▶ [Task details]: When you copy the entries, keep every word exactly as it stands.

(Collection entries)

★ ★ ★ ★ ★

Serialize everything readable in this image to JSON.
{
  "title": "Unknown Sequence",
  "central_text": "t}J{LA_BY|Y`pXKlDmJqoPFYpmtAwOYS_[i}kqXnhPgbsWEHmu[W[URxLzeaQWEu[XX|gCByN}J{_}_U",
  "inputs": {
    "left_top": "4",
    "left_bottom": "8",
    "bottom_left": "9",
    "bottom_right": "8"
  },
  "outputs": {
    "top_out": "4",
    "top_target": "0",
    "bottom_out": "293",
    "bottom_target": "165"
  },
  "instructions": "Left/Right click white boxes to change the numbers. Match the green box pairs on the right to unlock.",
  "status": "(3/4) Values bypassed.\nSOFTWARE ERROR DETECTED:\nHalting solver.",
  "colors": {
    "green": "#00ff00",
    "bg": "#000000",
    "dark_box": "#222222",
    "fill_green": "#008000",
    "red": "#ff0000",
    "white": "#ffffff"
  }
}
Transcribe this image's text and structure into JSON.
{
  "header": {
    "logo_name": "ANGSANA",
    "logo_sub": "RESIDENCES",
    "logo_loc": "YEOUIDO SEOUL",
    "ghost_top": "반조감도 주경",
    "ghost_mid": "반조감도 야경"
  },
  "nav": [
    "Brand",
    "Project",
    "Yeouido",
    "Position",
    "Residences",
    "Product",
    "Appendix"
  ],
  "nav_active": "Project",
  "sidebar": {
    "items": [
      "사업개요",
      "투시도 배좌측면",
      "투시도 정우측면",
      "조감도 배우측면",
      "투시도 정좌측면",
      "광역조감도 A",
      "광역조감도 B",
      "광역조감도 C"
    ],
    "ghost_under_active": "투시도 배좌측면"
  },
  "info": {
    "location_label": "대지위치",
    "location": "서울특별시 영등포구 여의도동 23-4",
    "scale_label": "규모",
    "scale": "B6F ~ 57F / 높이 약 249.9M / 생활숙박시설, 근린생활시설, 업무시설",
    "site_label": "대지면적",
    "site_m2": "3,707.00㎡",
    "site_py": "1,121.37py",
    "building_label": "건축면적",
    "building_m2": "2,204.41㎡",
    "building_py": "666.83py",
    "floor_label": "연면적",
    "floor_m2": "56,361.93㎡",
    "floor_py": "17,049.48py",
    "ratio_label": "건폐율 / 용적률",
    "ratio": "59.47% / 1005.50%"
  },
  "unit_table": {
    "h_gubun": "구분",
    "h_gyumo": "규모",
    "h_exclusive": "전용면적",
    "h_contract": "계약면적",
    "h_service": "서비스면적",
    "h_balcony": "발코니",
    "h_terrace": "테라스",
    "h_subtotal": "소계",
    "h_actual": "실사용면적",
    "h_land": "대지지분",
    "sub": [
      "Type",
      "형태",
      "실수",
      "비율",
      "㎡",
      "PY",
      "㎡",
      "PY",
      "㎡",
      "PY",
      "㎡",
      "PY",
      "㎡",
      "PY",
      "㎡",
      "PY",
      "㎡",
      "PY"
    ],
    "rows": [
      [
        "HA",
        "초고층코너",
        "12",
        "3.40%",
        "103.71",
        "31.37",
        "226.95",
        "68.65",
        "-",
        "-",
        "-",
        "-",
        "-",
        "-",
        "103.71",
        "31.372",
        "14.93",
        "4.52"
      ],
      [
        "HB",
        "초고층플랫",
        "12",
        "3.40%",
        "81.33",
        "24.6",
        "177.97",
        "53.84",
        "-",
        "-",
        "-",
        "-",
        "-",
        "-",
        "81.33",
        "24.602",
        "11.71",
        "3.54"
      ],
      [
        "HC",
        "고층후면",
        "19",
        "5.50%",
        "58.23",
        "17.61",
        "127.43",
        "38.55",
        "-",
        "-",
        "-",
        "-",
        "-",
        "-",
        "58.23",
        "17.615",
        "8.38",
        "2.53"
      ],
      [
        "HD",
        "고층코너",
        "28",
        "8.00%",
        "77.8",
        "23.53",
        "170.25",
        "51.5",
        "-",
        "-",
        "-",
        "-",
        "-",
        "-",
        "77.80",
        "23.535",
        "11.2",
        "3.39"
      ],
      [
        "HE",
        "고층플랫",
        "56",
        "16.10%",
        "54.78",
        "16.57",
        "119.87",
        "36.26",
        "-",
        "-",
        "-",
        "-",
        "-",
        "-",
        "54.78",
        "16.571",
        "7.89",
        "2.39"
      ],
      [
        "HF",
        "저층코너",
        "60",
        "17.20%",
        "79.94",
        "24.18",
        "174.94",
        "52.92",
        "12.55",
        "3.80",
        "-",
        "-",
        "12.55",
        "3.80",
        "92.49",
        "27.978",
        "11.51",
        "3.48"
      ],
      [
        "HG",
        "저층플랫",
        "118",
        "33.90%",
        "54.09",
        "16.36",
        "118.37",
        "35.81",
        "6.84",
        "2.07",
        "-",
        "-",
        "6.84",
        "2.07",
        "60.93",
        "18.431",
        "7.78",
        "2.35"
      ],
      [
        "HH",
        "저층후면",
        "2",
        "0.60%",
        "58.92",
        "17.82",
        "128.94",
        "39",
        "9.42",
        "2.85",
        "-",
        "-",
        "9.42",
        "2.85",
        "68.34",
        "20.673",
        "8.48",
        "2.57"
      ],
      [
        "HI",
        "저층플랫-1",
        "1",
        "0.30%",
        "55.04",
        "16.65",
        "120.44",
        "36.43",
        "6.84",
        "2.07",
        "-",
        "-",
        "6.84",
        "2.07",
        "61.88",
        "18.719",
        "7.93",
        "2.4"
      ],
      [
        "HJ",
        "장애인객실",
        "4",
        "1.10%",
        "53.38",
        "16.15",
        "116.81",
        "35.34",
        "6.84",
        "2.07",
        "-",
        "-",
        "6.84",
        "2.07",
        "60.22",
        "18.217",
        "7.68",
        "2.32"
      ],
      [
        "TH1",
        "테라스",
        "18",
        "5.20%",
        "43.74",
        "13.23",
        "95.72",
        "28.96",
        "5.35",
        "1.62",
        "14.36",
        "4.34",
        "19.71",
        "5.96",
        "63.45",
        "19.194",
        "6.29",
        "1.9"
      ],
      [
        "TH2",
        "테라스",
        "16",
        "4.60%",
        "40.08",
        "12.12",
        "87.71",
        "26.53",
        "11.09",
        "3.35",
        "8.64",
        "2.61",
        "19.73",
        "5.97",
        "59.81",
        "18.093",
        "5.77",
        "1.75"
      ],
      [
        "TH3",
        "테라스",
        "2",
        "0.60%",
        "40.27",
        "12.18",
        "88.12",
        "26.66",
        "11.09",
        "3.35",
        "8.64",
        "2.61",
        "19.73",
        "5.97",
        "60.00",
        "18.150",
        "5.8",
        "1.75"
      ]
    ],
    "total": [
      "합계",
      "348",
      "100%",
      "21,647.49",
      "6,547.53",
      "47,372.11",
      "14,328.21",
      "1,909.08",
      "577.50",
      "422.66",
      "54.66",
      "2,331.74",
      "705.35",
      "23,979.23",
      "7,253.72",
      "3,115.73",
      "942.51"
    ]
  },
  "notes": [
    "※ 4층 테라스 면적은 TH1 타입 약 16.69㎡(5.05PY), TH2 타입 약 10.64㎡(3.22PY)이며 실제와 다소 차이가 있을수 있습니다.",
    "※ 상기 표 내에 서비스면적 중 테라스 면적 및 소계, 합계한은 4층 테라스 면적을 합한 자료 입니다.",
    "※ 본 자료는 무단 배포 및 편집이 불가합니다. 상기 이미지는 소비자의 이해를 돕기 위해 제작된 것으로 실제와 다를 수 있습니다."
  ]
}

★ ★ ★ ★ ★

▶ [Finished task]:
Serialize everything readable in this image to JSON.
{
  "title": "Unknown Sequence",
  "central_text": "t}J{LA_BY|Y`pXKlDmJqoPFYpmtAwOYS_[i}kqXnhPgbsWEHmu[W[URxLzeaQWEu[XX|gCByN}J{_}_U",
  "inputs": {
    "left_top": "4",
    "left_bottom": "8",
    "bottom_left": "9",
    "bottom_right": "8"
  },
  "outputs": {
    "top_out": "4",
    "top_target": "0",
    "bottom_out": "293",
    "bottom_target": "165"
  },
  "instructions": "Left/Right click white boxes to change the numbers. Match the green box pairs on the right to unlock.",
  "status": "(3/4) Values bypassed.\nSOFTWARE ERROR DETECTED:\nHalting solver.",
  "colors": {
    "green": "#00ff00",
    "bg": "#000000",
    "dark_box": "#222222",
    "fill_green": "#008000",
    "red": "#ff0000",
    "white": "#ffffff"
  }
}
Transcribe this image's text and structure into JSON.
{
  "header": {
    "logo_name": "ANGSANA",
    "logo_sub": "RESIDENCES",
    "logo_loc": "YEOUIDO SEOUL",
    "ghost_top": "반조감도 주경",
    "ghost_mid": "반조감도 야경"
  },
  "nav": [
    "Brand",
    "Project",
    "Yeouido",
    "Position",
    "Residences",
    "Product",
    "Appendix"
  ],
  "nav_active": "Project",
  "sidebar": {
    "items": [
      "사업개요",
      "투시도 배좌측면",
      "투시도 정우측면",
      "조감도 배우측면",
      "투시도 정좌측면",
      "광역조감도 A",
      "광역조감도 B",
      "광역조감도 C"
    ],
    "ghost_under_active": "투시도 배좌측면"
  },
  "info": {
    "location_label": "대지위치",
    "location": "서울특별시 영등포구 여의도동 23-4",
    "scale_label": "규모",
    "scale": "B6F ~ 57F / 높이 약 249.9M / 생활숙박시설, 근린생활시설, 업무시설",
    "site_label": "대지면적",
    "site_m2": "3,707.00㎡",
    "site_py": "1,121.37py",
    "building_label": "건축면적",
    "building_m2": "2,204.41㎡",
    "building_py": "666.83py",
    "floor_label": "연면적",
    "floor_m2": "56,361.93㎡",
    "floor_py": "17,049.48py",
    "ratio_label": "건폐율 / 용적률",
    "ratio": "59.47% / 1005.50%"
  },
  "unit_table": {
    "h_gubun": "구분",
    "h_gyumo": "규모",
    "h_exclusive": "전용면적",
    "h_contract": "계약면적",
    "h_service": "서비스면적",
    "h_balcony": "발코니",
    "h_terrace": "테라스",
    "h_subtotal": "소계",
    "h_actual": "실사용면적",
    "h_land": "대지지분",
    "sub": [
      "Type",
      "형태",
      "실수",
      "비율",
      "㎡",
      "PY",
      "㎡",
      "PY",
      "㎡",
      "PY",
      "㎡",
      "PY",
      "㎡",
      "PY",
      "㎡",
      "PY",
      "㎡",
      "PY"
    ],
    "rows": [
      [
        "HA",
        "초고층코너",
        "12",
        "3.40%",
        "103.71",
        "31.37",
        "226.95",
        "68.65",
        "-",
        "-",
        "-",
        "-",
        "-",
        "-",
        "103.71",
        "31.372",
        "14.93",
        "4.52"
      ],
      [
        "HB",
        "초고층플랫",
        "12",
        "3.40%",
        "81.33",
        "24.6",
        "177.97",
        "53.84",
        "-",
        "-",
        "-",
        "-",
        "-",
        "-",
        "81.33",
        "24.602",
        "11.71",
        "3.54"
      ],
      [
        "HC",
        "고층후면",
        "19",
        "5.50%",
        "58.23",
        "17.61",
        "127.43",
        "38.55",
        "-",
        "-",
        "-",
        "-",
        "-",
        "-",
        "58.23",
        "17.615",
        "8.38",
        "2.53"
      ],
      [
        "HD",
        "고층코너",
        "28",
        "8.00%",
        "77.8",
        "23.53",
        "170.25",
        "51.5",
        "-",
        "-",
        "-",
        "-",
        "-",
        "-",
        "77.80",
        "23.535",
        "11.2",
        "3.39"
      ],
      [
        "HE",
        "고층플랫",
        "56",
        "16.10%",
        "54.78",
        "16.57",
        "119.87",
        "36.26",
        "-",
        "-",
        "-",
        "-",
        "-",
        "-",
        "54.78",
        "16.571",
        "7.89",
        "2.39"
      ],
      [
        "HF",
        "저층코너",
        "60",
        "17.20%",
        "79.94",
        "24.18",
        "174.94",
        "52.92",
        "12.55",
        "3.80",
        "-",
        "-",
        "12.55",
        "3.80",
        "92.49",
        "27.978",
        "11.51",
        "3.48"
      ],
      [
        "HG",
        "저층플랫",
        "118",
        "33.90%",
        "54.09",
        "16.36",
        "118.37",
        "35.81",
        "6.84",
        "2.07",
        "-",
        "-",
        "6.84",
        "2.07",
        "60.93",
        "18.431",
        "7.78",
        "2.35"
      ],
      [
        "HH",
        "저층후면",
        "2",
        "0.60%",
        "58.92",
        "17.82",
        "128.94",
        "39",
        "9.42",
        "2.85",
        "-",
        "-",
        "9.42",
        "2.85",
        "68.34",
        "20.673",
        "8.48",
        "2.57"
      ],
      [
        "HI",
        "저층플랫-1",
        "1",
        "0.30%",
        "55.04",
        "16.65",
        "120.44",
        "36.43",
        "6.84",
        "2.07",
        "-",
        "-",
        "6.84",
        "2.07",
        "61.88",
        "18.719",
        "7.93",
        "2.4"
      ],
      [
        "HJ",
        "장애인객실",
        "4",
        "1.10%",
        "53.38",
        "16.15",
        "116.81",
        "35.34",
        "6.84",
        "2.07",
        "-",
        "-",
        "6.84",
        "2.07",
        "60.22",
        "18.217",
        "7.68",
        "2.32"
      ],
      [
        "TH1",
        "테라스",
        "18",
        "5.20%",
        "43.74",
        "13.23",
        "95.72",
        "28.96",
        "5.35",
        "1.62",
        "14.36",
        "4.34",
        "19.71",
        "5.96",
        "63.45",
        "19.194",
        "6.29",
        "1.9"
      ],
      [
        "TH2",
        "테라스",
        "16",
        "4.60%",
        "40.08",
        "12.12",
        "87.71",
        "26.53",
        "11.09",
        "3.35",
        "8.64",
        "2.61",
        "19.73",
        "5.97",
        "59.81",
        "18.093",
        "5.77",
        "1.75"
      ],
      [
        "TH3",
        "테라스",
        "2",
        "0.60%",
        "40.27",
        "12.18",
        "88.12",
        "26.66",
        "11.09",
        "3.35",
        "8.64",
        "2.61",
        "19.73",
        "5.97",
        "60.00",
        "18.150",
        "5.8",
        "1.75"
      ]
    ],
    "total": [
      "합계",
      "348",
      "100%",
      "21,647.49",
      "6,547.53",
      "47,372.11",
      "14,328.21",
      "1,909.08",
      "577.50",
      "422.66",
      "54.66",
      "2,331.74",
      "705.35",
      "23,979.23",
      "7,253.72",
      "3,115.73",
      "942.51"
    ]
  },
  "notes": [
    "※ 4층 테라스 면적은 TH1 타입 약 16.69㎡(5.05PY), TH2 타입 약 10.64㎡(3.22PY)이며 실제와 다소 차이가 있을수 있습니다.",
    "※ 상기 표 내에 서비스면적 중 테라스 면적 및 소계, 합계한은 4층 테라스 면적을 합한 자료 입니다.",
    "※ 본 자료는 무단 배포 및 편집이 불가합니다. 상기 이미지는 소비자의 이해를 돕기 위해 제작된 것으로 실제와 다를 수 있습니다."
  ]
}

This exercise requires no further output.